God, grant me the serenity to accept the things I cannot change,
Courage to change the things I can,
And wisdom to know the difference.
In the early '70s, Mr. Rodamaker contacted me regarding recording a demo of this song - at the time titled "Poor Man's Prayer." He had the lyrics pretty much composed, but the melody and arrangement were not fixed at that time. So I decided to do an Everly Brothers' treatment for the demo, and I recruited Larry Crandall and Kevin Conner to help me with the recording.
The session was held at Johnny Durham's Cherrywood Studios in Cedar Falls, Iowa. Doing our best Everly Brothers' impersonation, Larry and I sang close harmony with Kevin laying down a guitar track. Studio owner Johnny thought that we could use a little bass on the track, so he contacted Dave Christopherson to add some bottom end to the recording. (Little did I know that both Kevin and Dave would many years later become official Memory Brothers - Kevin in 1977 and Dave in 1998.)
Several years passed, and by 1977 "Big Jack" was the owner of Chart Records out of Nashville. (Click here for a brief history of Chart Records.) He recruited me as one of the new artists for the label, and one of our first recordings was a revamped version of "Poor Man's Prayer" which was now entitled "Grant Me The Serenity."
My version of the song could be best described as a medium-tempo, two step - kind of a country shuffle - quite different from the original, slow ballad version that Larry and I had demoed. Another Chart Records' artist, Steve Bledsoe, also released this song around 1977. Steve did a completely different take on this song - doing a slow waltz.

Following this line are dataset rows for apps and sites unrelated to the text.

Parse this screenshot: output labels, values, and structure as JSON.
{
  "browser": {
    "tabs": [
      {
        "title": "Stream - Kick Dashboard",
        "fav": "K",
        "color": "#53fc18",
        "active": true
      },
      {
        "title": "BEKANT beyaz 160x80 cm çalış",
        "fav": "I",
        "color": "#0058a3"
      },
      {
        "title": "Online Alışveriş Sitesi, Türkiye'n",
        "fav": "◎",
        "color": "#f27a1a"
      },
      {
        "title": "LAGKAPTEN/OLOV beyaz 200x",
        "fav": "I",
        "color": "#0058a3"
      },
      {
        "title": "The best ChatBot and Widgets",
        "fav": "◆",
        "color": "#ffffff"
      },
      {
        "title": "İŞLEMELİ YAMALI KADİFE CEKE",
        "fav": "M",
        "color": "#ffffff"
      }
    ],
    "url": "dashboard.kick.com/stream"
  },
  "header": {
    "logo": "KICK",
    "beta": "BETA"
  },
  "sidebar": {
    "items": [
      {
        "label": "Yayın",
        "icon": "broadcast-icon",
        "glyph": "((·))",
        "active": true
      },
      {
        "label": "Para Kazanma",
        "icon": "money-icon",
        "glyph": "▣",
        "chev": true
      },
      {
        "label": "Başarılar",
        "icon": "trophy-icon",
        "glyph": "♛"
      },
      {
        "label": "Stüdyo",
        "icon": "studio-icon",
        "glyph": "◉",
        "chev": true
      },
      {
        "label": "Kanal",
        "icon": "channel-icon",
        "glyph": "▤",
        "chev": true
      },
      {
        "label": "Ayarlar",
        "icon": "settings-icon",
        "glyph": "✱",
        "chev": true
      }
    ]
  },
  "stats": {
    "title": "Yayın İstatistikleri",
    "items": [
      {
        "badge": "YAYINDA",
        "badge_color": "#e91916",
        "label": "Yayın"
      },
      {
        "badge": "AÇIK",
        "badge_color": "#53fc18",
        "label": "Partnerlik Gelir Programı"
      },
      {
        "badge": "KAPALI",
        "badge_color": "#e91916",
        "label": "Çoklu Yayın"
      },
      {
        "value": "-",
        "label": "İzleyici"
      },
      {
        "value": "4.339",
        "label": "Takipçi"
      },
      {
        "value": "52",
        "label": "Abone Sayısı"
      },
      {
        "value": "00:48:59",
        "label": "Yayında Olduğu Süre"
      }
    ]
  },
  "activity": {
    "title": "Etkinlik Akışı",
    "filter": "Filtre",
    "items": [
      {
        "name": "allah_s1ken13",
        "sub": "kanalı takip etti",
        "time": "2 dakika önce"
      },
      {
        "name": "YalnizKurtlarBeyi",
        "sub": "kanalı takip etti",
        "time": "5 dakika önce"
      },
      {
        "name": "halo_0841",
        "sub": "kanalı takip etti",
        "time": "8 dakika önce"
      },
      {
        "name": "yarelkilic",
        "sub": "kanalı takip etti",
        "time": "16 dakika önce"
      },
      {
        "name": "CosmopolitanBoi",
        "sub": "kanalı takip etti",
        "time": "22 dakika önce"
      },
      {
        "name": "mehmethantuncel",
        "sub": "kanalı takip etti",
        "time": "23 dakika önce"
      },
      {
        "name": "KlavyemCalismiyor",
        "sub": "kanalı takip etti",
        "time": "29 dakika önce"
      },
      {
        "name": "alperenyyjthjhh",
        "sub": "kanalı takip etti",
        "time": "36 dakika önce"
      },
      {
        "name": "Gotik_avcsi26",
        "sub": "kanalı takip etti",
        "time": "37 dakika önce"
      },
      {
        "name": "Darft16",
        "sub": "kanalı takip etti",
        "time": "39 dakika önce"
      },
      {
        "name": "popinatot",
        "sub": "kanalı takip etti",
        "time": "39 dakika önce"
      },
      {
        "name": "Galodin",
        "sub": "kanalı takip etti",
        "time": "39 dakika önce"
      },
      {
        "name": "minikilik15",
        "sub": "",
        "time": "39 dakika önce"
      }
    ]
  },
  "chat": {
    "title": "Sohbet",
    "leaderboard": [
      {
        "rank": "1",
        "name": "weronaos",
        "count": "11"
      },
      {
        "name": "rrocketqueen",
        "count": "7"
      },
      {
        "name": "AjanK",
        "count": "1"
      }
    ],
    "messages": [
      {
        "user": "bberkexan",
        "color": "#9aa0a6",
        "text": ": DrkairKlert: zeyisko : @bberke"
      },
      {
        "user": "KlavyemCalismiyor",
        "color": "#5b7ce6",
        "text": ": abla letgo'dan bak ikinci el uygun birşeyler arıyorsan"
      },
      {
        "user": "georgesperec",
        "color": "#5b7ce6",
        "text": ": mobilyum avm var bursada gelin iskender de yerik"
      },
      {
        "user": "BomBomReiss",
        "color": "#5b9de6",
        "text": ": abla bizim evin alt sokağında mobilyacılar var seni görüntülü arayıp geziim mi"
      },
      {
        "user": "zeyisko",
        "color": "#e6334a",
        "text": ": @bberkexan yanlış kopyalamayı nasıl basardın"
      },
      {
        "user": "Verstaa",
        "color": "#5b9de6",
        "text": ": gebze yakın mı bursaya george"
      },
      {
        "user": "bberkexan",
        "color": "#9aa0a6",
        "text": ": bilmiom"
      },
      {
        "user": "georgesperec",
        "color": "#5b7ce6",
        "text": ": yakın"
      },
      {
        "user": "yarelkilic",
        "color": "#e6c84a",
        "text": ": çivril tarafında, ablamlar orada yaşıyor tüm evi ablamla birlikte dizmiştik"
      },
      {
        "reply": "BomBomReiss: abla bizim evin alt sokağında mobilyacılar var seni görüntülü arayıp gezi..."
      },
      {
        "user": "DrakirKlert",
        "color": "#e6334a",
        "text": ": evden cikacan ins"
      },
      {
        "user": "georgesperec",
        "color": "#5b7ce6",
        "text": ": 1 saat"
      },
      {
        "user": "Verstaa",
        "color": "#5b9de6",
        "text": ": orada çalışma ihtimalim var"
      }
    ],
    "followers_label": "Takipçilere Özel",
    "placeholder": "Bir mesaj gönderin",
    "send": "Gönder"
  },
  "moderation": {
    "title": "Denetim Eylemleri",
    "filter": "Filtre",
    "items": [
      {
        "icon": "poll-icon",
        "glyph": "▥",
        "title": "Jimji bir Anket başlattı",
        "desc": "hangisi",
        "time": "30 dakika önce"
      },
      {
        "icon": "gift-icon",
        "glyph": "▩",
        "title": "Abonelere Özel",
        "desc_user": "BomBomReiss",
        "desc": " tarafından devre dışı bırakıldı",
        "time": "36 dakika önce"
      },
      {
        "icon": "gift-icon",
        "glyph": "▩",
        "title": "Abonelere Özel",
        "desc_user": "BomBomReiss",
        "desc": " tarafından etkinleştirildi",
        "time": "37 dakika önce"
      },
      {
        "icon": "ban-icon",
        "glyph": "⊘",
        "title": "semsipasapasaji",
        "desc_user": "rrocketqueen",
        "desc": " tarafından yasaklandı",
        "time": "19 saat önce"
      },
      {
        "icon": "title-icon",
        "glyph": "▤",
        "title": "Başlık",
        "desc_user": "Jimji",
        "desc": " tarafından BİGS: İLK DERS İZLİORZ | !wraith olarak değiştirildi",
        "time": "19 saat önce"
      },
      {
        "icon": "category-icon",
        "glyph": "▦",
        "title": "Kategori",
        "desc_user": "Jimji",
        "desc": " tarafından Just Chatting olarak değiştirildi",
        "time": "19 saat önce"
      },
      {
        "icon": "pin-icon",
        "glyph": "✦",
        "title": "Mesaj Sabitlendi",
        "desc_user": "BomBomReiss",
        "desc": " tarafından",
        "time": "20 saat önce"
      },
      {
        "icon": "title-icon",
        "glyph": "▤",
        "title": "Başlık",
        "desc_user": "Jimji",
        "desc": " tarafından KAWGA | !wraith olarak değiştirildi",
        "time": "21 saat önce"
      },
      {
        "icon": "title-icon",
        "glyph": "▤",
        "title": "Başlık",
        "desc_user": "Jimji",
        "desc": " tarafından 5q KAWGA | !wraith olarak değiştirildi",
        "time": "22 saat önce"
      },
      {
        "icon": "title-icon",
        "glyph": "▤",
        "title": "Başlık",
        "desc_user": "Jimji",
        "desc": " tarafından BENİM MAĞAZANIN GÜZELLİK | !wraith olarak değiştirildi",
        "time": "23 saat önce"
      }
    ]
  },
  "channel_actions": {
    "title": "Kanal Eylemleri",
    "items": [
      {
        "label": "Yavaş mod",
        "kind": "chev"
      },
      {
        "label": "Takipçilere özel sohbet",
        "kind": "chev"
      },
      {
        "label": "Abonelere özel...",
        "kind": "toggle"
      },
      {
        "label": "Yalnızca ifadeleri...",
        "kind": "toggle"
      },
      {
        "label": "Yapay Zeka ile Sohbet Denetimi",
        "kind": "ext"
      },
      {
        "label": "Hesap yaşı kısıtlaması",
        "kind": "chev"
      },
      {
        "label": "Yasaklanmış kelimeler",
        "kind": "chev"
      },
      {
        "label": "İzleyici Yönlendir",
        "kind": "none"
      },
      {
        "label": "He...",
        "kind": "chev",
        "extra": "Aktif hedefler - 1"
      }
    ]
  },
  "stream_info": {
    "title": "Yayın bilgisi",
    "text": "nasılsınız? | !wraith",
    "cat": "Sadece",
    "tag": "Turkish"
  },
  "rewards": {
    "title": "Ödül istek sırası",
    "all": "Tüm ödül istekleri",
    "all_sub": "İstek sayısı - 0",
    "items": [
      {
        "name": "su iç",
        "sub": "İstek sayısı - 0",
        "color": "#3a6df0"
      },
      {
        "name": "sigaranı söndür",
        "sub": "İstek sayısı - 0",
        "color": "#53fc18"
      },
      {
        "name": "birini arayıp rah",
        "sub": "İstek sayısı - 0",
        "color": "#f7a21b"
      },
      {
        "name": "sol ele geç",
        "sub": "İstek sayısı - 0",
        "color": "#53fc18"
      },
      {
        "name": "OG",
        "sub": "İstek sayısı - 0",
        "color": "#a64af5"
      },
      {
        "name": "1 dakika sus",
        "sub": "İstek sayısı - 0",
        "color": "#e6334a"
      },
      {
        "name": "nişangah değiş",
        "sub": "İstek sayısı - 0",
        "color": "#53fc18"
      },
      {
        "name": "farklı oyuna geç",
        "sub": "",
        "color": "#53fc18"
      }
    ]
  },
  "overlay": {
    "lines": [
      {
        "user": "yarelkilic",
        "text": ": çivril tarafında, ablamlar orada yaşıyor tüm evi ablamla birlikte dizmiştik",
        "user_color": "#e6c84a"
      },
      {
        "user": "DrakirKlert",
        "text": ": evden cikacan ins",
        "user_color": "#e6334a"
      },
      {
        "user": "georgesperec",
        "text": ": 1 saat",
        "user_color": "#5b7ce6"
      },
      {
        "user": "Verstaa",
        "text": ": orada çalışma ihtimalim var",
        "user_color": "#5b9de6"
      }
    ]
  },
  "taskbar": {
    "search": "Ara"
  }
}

I recently came across the original, "Poor Man's Prayer" demo that Larry and I had done. In those days reference demos were put on "acetates." An acetate disc was like a phonograph record but not nearly as durable and was very susceptible to scratches. Nevertheless using some studio tools, I cleaned the recording up as much as possible so you can hear that original recording. To listen to the original demo of "Poor Man's Prayer" and the two, subsequent record releases of "Grant Me The Serenity," click on the players at the top of this page.